Goal of the exercise:
With pictures left out, set down every record word for word.

━━━━━ Records for this task

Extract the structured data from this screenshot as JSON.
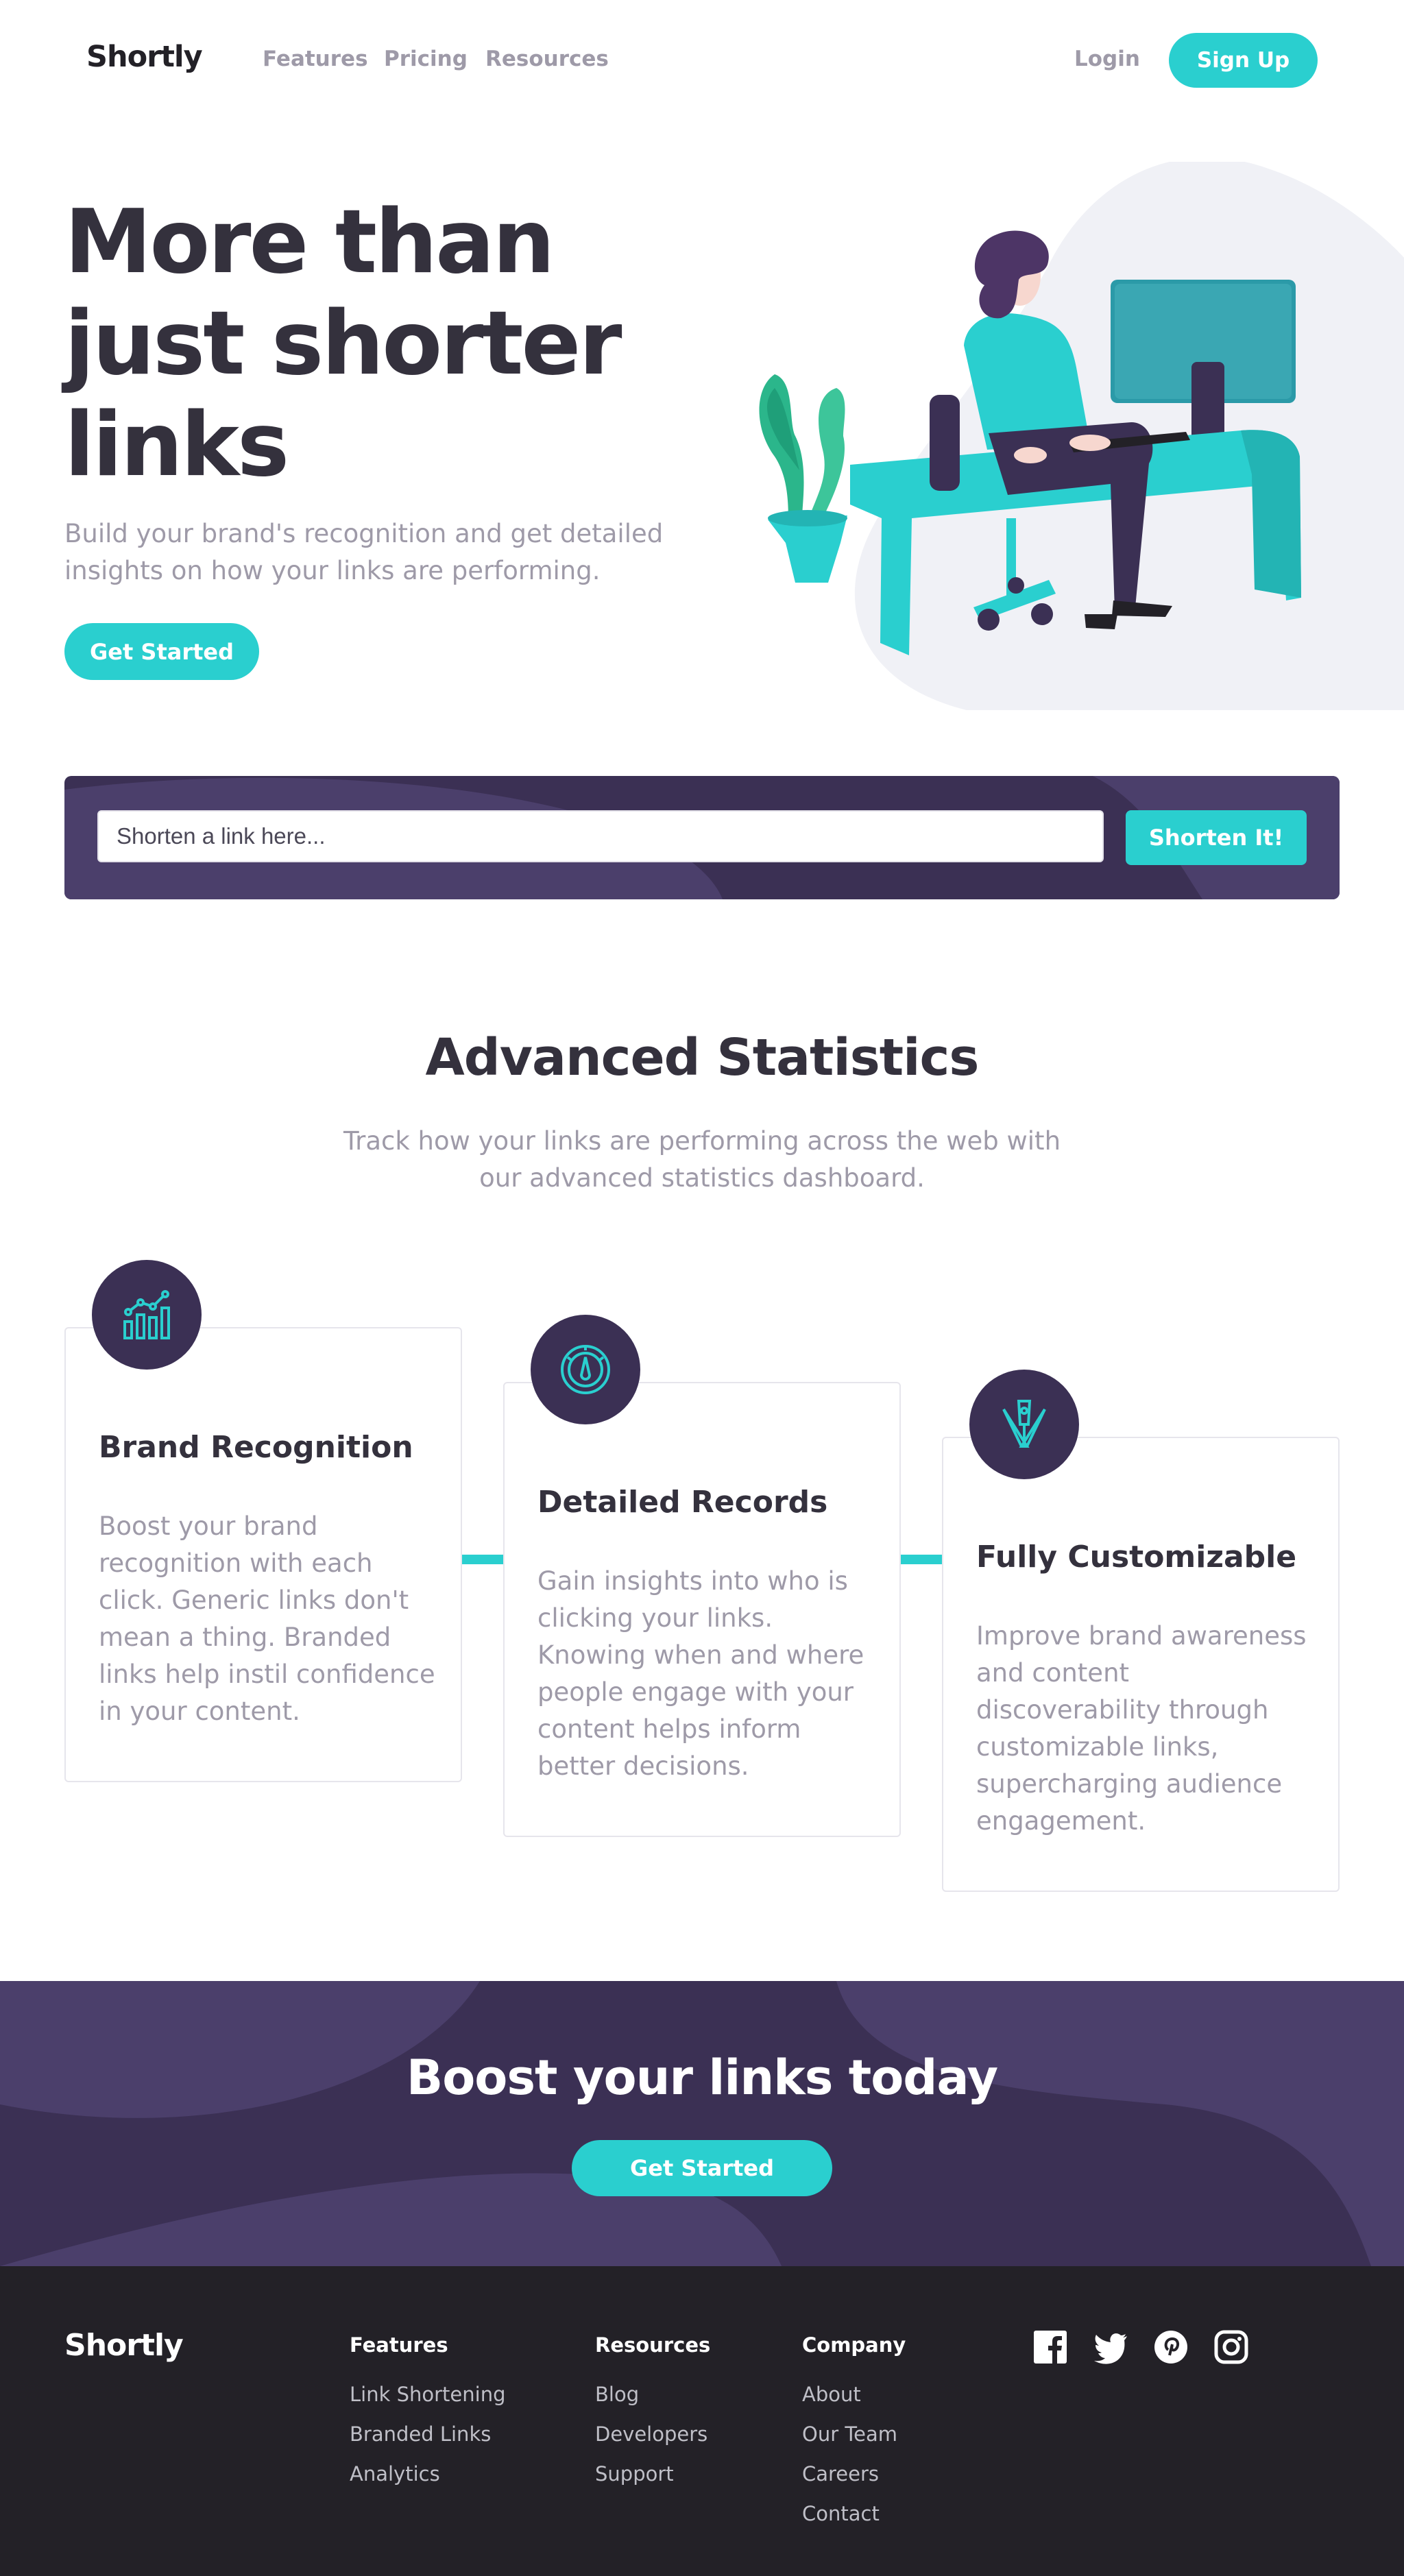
{
  "header": {
    "logo": "Shortly",
    "nav": [
      "Features",
      "Pricing",
      "Resources"
    ],
    "login": "Login",
    "signup": "Sign Up"
  },
  "hero": {
    "title_lines": [
      "More than",
      "just shorter",
      "links"
    ],
    "subtitle": "Build your brand's recognition and get detailed insights on how your links are performing.",
    "cta": "Get Started",
    "illustration": "person-working-at-desk-illustration"
  },
  "shorten": {
    "placeholder": "Shorten a link here...",
    "button": "Shorten It!"
  },
  "stats": {
    "title": "Advanced Statistics",
    "subtitle_lines": [
      "Track how your links are performing across the web with",
      "our advanced statistics dashboard."
    ],
    "cards": [
      {
        "icon": "bar-chart-icon",
        "title": "Brand Recognition",
        "text": "Boost your brand recognition with each click. Generic links don't mean a thing. Branded links help instil confidence in your content."
      },
      {
        "icon": "speedometer-icon",
        "title": "Detailed Records",
        "text": "Gain insights into who is clicking your links. Knowing when and where people engage with your content helps inform better decisions."
      },
      {
        "icon": "brushes-icon",
        "title": "Fully Customizable",
        "text": "Improve brand awareness and content discoverability through customizable links, supercharging audience engagement."
      }
    ]
  },
  "boost": {
    "title": "Boost your links today",
    "cta": "Get Started"
  },
  "footer": {
    "logo": "Shortly",
    "columns": [
      {
        "heading": "Features",
        "links": [
          "Link Shortening",
          "Branded Links",
          "Analytics"
        ]
      },
      {
        "heading": "Resources",
        "links": [
          "Blog",
          "Developers",
          "Support"
        ]
      },
      {
        "heading": "Company",
        "links": [
          "About",
          "Our Team",
          "Careers",
          "Contact"
        ]
      }
    ],
    "social": [
      "facebook-icon",
      "twitter-icon",
      "pinterest-icon",
      "instagram-icon"
    ]
  },
  "colors": {
    "cyan": "#2acfcf",
    "dark_violet": "#3b3054",
    "grayish_violet": "#9e9aa8",
    "very_dark_blue": "#34313d",
    "very_dark_violet": "#232127"
  }
}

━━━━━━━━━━

Result for this task:
Extract the structured data from this screenshot as JSON.
{
  "header": {
    "logo": "Shortly",
    "nav": [
      "Features",
      "Pricing",
      "Resources"
    ],
    "login": "Login",
    "signup": "Sign Up"
  },
  "hero": {
    "title_lines": [
      "More than",
      "just shorter",
      "links"
    ],
    "subtitle": "Build your brand's recognition and get detailed insights on how your links are performing.",
    "cta": "Get Started",
    "illustration": "person-working-at-desk-illustration"
  },
  "shorten": {
    "placeholder": "Shorten a link here...",
    "button": "Shorten It!"
  },
  "stats": {
    "title": "Advanced Statistics",
    "subtitle_lines": [
      "Track how your links are performing across the web with",
      "our advanced statistics dashboard."
    ],
    "cards": [
      {
        "icon": "bar-chart-icon",
        "title": "Brand Recognition",
        "text": "Boost your brand recognition with each click. Generic links don't mean a thing. Branded links help instil confidence in your content."
      },
      {
        "icon": "speedometer-icon",
        "title": "Detailed Records",
        "text": "Gain insights into who is clicking your links. Knowing when and where people engage with your content helps inform better decisions."
      },
      {
        "icon": "brushes-icon",
        "title": "Fully Customizable",
        "text": "Improve brand awareness and content discoverability through customizable links, supercharging audience engagement."
      }
    ]
  },
  "boost": {
    "title": "Boost your links today",
    "cta": "Get Started"
  },
  "footer": {
    "logo": "Shortly",
    "columns": [
      {
        "heading": "Features",
        "links": [
          "Link Shortening",
          "Branded Links",
          "Analytics"
        ]
      },
      {
        "heading": "Resources",
        "links": [
          "Blog",
          "Developers",
          "Support"
        ]
      },
      {
        "heading": "Company",
        "links": [
          "About",
          "Our Team",
          "Careers",
          "Contact"
        ]
      }
    ],
    "social": [
      "facebook-icon",
      "twitter-icon",
      "pinterest-icon",
      "instagram-icon"
    ]
  },
  "colors": {
    "cyan": "#2acfcf",
    "dark_violet": "#3b3054",
    "grayish_violet": "#9e9aa8",
    "very_dark_blue": "#34313d",
    "very_dark_violet": "#232127"
  }
}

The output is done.